Thoughts on our Commodity Exposure
By the way, since commodities are real assets, if the dollar weakens, the dollar price of commodities should also increase. So our commodity exposure provides a bit of a natural hedge against a weakening dollar. In fact, our commodity exposure is pretty interesting for multiple reasons (for example, how does one even get a commodity exposure in one’s portfolio?) and in this month’s letter, we dig a little deeper.
QuantStreet’s commodity exposure is implemented via a position in the GSG exchange traded fund (ETF). The GSG ETF, which is managed by BlackRock’s iShares unit (one of the largest ETF providers), has positions in U.S. Treasuries and cash, which all serve as collateral for its core position: an investment in a futures contract tracking the S&P Goldman Sachs Commodity Index (SPGSCI). According to an Investopedia article, the SPGSCI consists of a combination of energy (54%), agricultural (27%), and metals (19%) exposures.
Why do we have an exposure to this index? The first reason is that the trend component of our signal favors a commodities allocation in the portfolio because, as Exhibit 1 shows, the commodity sector remains the sole major asset class to be up year-over-year. The second reason is that commodities have very low correlations with all of our other exposures, both stocks and bonds. Thus having commodities in the portfolio provides a nice diversification benefit since this asset class marches to the beat of its own drummer.
One of our key philosophies at QuantStreet is to pay attention to the model, but also to subject all of our positions to a sanity check: Is the model missing something obvious that a human being who reads the news knows about but the model does not? (Though, news-based measures are also part of our forecasting variable set!) So, outside of model considerations, does our commodities allocation make sense?
In a world of geopolitical uncertainty and of inflationary fears, a commodity exposure provides a natural hedge against (1) the tragic conflict in Ukraine taking a turn for the worse, and (2) a sharper increase in inflation than the market currently anticipates. (Note that neither of these is our base case scenario, but hedges are supposed to protect against unforeseen contingencies which are not part of base case outcomes.)
Of course, hedges (i.e., insurance) come with costs. How high is the cost of our commodity exposure likely to be? The trend part of our model’s signal suggests that commodity prices are likely to continue to be strong in the year-ahead, so in this sense the cost is not high. To dig deeper into the fundamentals of the commodities exposure, we spent a fair bit of time analyzing the economics of oil markets (which represent over half of the SPGSCI index). You can read our lengthy discussion of this topic at Seeking Alpha, but if you are easily bored by wonkish discussion of global oil markets, here is the summary:
- Oil supply is tight.
- Oil demand has been weak. Concern about demand is driven by central bank policy tightening and weak China growth.

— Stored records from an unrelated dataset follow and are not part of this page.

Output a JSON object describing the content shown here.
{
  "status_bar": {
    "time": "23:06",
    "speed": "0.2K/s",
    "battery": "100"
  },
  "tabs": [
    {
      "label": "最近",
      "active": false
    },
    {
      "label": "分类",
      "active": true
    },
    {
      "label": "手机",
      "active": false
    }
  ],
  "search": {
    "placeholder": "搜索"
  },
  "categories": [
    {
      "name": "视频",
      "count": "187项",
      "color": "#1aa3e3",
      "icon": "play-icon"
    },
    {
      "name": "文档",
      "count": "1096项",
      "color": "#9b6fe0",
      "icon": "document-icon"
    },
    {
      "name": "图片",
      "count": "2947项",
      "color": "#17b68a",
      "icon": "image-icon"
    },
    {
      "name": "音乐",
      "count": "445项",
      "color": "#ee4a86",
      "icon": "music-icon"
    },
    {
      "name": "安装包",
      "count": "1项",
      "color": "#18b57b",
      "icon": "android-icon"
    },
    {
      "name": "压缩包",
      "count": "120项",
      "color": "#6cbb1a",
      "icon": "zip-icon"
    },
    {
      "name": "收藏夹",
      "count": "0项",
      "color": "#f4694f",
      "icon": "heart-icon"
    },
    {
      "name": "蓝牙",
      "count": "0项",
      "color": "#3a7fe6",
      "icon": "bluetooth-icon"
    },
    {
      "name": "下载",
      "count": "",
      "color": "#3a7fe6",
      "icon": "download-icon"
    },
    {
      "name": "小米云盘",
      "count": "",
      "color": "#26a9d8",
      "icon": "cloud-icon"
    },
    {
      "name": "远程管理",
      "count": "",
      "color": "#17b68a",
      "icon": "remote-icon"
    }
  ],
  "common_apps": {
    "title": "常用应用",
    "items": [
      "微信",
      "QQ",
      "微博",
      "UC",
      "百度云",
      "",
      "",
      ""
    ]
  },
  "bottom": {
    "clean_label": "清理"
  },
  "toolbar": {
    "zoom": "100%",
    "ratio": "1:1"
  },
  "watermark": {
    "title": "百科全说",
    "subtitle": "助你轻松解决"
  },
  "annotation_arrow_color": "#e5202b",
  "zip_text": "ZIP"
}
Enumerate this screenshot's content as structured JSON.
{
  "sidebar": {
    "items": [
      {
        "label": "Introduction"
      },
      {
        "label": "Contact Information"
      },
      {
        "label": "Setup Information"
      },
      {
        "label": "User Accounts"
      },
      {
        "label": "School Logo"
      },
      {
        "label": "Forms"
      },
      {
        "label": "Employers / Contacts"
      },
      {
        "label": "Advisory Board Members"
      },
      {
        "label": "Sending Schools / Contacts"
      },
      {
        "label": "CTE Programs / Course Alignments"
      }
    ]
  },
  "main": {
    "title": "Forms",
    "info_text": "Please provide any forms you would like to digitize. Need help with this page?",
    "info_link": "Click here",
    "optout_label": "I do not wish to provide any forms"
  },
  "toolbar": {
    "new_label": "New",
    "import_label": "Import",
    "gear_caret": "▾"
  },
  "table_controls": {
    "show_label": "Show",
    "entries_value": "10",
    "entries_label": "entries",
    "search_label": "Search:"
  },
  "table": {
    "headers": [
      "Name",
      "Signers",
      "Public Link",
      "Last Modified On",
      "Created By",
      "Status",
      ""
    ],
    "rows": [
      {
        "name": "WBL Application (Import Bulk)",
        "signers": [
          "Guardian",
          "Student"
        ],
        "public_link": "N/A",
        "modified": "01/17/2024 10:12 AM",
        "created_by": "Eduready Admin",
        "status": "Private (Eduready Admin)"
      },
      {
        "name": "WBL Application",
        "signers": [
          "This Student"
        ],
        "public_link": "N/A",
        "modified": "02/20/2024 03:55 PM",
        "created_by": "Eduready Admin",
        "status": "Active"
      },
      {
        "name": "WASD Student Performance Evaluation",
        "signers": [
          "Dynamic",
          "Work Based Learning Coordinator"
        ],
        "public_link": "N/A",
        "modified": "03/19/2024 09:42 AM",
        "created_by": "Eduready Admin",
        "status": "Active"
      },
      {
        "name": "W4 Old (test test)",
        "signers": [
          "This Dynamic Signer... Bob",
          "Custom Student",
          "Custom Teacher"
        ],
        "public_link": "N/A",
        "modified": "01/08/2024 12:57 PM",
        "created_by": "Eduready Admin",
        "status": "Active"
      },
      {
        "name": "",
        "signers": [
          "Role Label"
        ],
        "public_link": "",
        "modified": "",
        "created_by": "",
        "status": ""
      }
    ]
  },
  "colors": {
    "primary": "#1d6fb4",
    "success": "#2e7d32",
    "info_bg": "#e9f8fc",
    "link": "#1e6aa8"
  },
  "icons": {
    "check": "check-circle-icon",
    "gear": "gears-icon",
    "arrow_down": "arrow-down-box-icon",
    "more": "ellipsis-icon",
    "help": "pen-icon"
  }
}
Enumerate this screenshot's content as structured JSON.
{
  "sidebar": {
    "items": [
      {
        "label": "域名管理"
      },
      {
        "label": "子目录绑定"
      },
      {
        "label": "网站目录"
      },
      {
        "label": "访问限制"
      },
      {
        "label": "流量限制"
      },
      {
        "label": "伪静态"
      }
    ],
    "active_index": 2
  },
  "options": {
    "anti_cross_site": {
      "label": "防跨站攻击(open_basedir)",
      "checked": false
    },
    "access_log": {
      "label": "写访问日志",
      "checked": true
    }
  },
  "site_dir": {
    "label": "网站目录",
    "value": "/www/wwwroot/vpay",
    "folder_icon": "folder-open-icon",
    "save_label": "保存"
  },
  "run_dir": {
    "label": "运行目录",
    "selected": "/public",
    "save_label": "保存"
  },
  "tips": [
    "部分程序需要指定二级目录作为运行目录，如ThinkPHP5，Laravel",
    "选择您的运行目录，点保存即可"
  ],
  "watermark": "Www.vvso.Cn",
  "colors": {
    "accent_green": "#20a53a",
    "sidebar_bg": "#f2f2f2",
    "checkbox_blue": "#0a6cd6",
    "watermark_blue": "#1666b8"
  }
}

- But, should the anticipated global recessions prove less severe than expected and should China resume growth after its relaxation of COVID-19 restrictions, oil prices could surge meaningfully higher.
One telling chart is what happened to U.S. crude oil stockpiles in 2022 on the back of the Biden administration’s release of the Strategic Petroleum Reserve to control energy price inflation. Whatever you happen to think about the economic or political wisdom of this move, it caused a massive depletion of U.S. oil stockpiles, which the Department of Energy (DOE) has to rectify at some point. In fact, the DOE has already started buying oil. That will be a little additional demand thrown into the global mix, which is not a bad thing for oil prices.
Exhibit 3: U.S. Crude Oil Inventory in Millions of Barrels
Sources: QuantStreet, Bloomberg
Based on our research, QuantStreet’s commodity exposure — model-driven as it is — passes the smell test with flying colors.